- Exercise prompt:
Every record below is to be retyped exactly, with any pictures left out.

- Supplied material:

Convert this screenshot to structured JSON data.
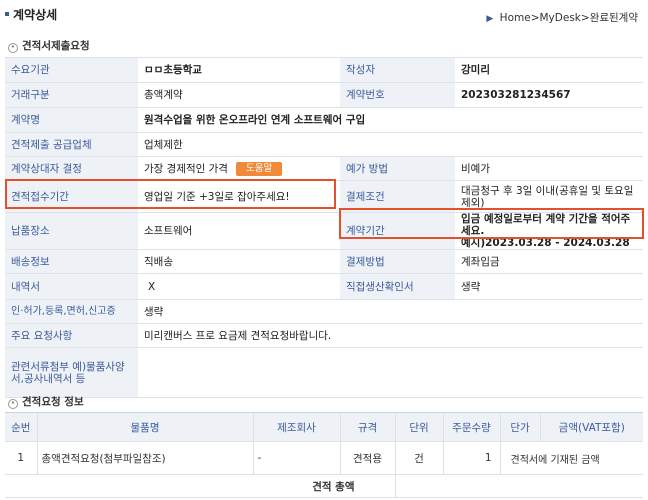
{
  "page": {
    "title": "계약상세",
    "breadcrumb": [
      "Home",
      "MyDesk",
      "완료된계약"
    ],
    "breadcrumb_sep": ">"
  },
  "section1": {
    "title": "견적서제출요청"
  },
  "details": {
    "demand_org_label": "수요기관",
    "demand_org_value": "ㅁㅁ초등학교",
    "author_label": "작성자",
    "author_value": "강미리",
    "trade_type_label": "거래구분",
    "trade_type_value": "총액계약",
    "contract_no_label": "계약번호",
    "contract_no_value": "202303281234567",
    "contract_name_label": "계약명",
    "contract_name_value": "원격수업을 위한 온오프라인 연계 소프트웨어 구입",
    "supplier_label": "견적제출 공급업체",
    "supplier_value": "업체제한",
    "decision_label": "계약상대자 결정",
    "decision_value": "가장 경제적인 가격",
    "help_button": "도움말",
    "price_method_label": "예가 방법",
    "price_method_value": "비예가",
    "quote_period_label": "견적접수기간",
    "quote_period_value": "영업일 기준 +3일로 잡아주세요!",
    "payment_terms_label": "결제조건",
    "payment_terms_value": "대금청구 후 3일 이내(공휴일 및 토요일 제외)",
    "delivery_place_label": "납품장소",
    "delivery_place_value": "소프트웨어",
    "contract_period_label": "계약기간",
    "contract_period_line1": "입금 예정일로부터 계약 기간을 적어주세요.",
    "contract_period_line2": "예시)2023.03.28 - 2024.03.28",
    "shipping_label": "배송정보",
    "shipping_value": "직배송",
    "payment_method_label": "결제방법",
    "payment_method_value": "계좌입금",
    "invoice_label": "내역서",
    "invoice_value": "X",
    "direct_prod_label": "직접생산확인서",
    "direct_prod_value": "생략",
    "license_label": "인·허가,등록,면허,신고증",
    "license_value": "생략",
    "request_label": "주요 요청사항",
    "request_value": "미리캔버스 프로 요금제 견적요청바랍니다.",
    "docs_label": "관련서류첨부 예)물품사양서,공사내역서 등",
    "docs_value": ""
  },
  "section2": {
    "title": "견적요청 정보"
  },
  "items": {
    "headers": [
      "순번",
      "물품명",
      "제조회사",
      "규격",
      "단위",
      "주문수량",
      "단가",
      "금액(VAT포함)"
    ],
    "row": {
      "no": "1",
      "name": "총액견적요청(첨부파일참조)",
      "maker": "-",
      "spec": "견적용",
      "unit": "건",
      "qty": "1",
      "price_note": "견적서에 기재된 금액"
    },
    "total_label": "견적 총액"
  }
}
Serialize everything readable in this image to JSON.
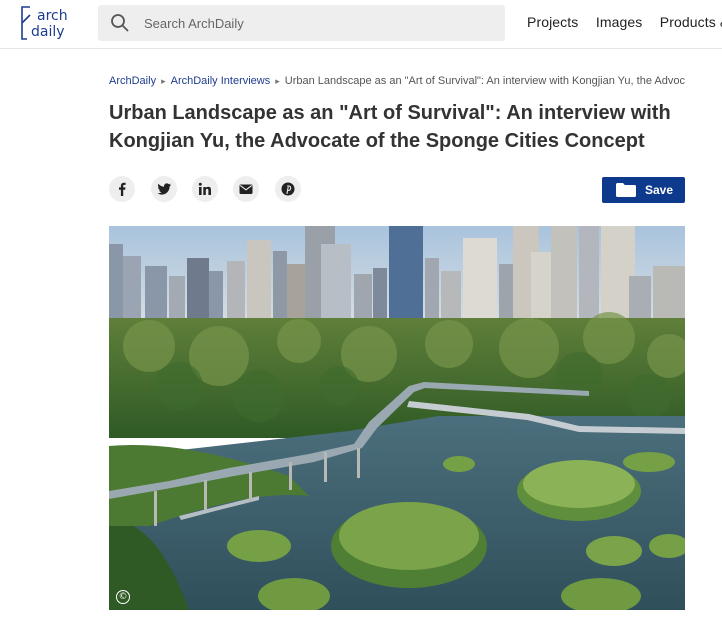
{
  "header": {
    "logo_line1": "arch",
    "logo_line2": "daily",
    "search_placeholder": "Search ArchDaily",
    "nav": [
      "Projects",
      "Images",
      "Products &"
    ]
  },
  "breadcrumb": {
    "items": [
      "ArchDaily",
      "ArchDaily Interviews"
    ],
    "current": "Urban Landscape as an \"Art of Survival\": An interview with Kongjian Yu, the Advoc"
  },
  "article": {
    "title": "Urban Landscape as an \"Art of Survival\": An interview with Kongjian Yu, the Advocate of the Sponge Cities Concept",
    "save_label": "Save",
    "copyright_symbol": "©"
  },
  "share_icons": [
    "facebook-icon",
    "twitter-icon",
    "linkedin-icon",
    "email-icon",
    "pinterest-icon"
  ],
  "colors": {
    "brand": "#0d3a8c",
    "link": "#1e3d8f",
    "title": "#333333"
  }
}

- Output for this exercise:
Convert this screenshot to structured JSON data.
{
  "page": {
    "title": "계약상세",
    "breadcrumb": [
      "Home",
      "MyDesk",
      "완료된계약"
    ],
    "breadcrumb_sep": ">"
  },
  "section1": {
    "title": "견적서제출요청"
  },
  "details": {
    "demand_org_label": "수요기관",
    "demand_org_value": "ㅁㅁ초등학교",
    "author_label": "작성자",
    "author_value": "강미리",
    "trade_type_label": "거래구분",
    "trade_type_value": "총액계약",
    "contract_no_label": "계약번호",
    "contract_no_value": "202303281234567",
    "contract_name_label": "계약명",
    "contract_name_value": "원격수업을 위한 온오프라인 연계 소프트웨어 구입",
    "supplier_label": "견적제출 공급업체",
    "supplier_value": "업체제한",
    "decision_label": "계약상대자 결정",
    "decision_value": "가장 경제적인 가격",
    "help_button": "도움말",
    "price_method_label": "예가 방법",
    "price_method_value": "비예가",
    "quote_period_label": "견적접수기간",
    "quote_period_value": "영업일 기준 +3일로 잡아주세요!",
    "payment_terms_label": "결제조건",
    "payment_terms_value": "대금청구 후 3일 이내(공휴일 및 토요일 제외)",
    "delivery_place_label": "납품장소",
    "delivery_place_value": "소프트웨어",
    "contract_period_label": "계약기간",
    "contract_period_line1": "입금 예정일로부터 계약 기간을 적어주세요.",
    "contract_period_line2": "예시)2023.03.28 - 2024.03.28",
    "shipping_label": "배송정보",
    "shipping_value": "직배송",
    "payment_method_label": "결제방법",
    "payment_method_value": "계좌입금",
    "invoice_label": "내역서",
    "invoice_value": "X",
    "direct_prod_label": "직접생산확인서",
    "direct_prod_value": "생략",
    "license_label": "인·허가,등록,면허,신고증",
    "license_value": "생략",
    "request_label": "주요 요청사항",
    "request_value": "미리캔버스 프로 요금제 견적요청바랍니다.",
    "docs_label": "관련서류첨부 예)물품사양서,공사내역서 등",
    "docs_value": ""
  },
  "section2": {
    "title": "견적요청 정보"
  },
  "items": {
    "headers": [
      "순번",
      "물품명",
      "제조회사",
      "규격",
      "단위",
      "주문수량",
      "단가",
      "금액(VAT포함)"
    ],
    "row": {
      "no": "1",
      "name": "총액견적요청(첨부파일참조)",
      "maker": "-",
      "spec": "견적용",
      "unit": "건",
      "qty": "1",
      "price_note": "견적서에 기재된 금액"
    },
    "total_label": "견적 총액"
  }
}
Serialize everything readable in this image to JSON.
{
  "header": {
    "logo_line1": "arch",
    "logo_line2": "daily",
    "search_placeholder": "Search ArchDaily",
    "nav": [
      "Projects",
      "Images",
      "Products &"
    ]
  },
  "breadcrumb": {
    "items": [
      "ArchDaily",
      "ArchDaily Interviews"
    ],
    "current": "Urban Landscape as an \"Art of Survival\": An interview with Kongjian Yu, the Advoc"
  },
  "article": {
    "title": "Urban Landscape as an \"Art of Survival\": An interview with Kongjian Yu, the Advocate of the Sponge Cities Concept",
    "save_label": "Save",
    "copyright_symbol": "©"
  },
  "share_icons": [
    "facebook-icon",
    "twitter-icon",
    "linkedin-icon",
    "email-icon",
    "pinterest-icon"
  ],
  "colors": {
    "brand": "#0d3a8c",
    "link": "#1e3d8f",
    "title": "#333333"
  }
}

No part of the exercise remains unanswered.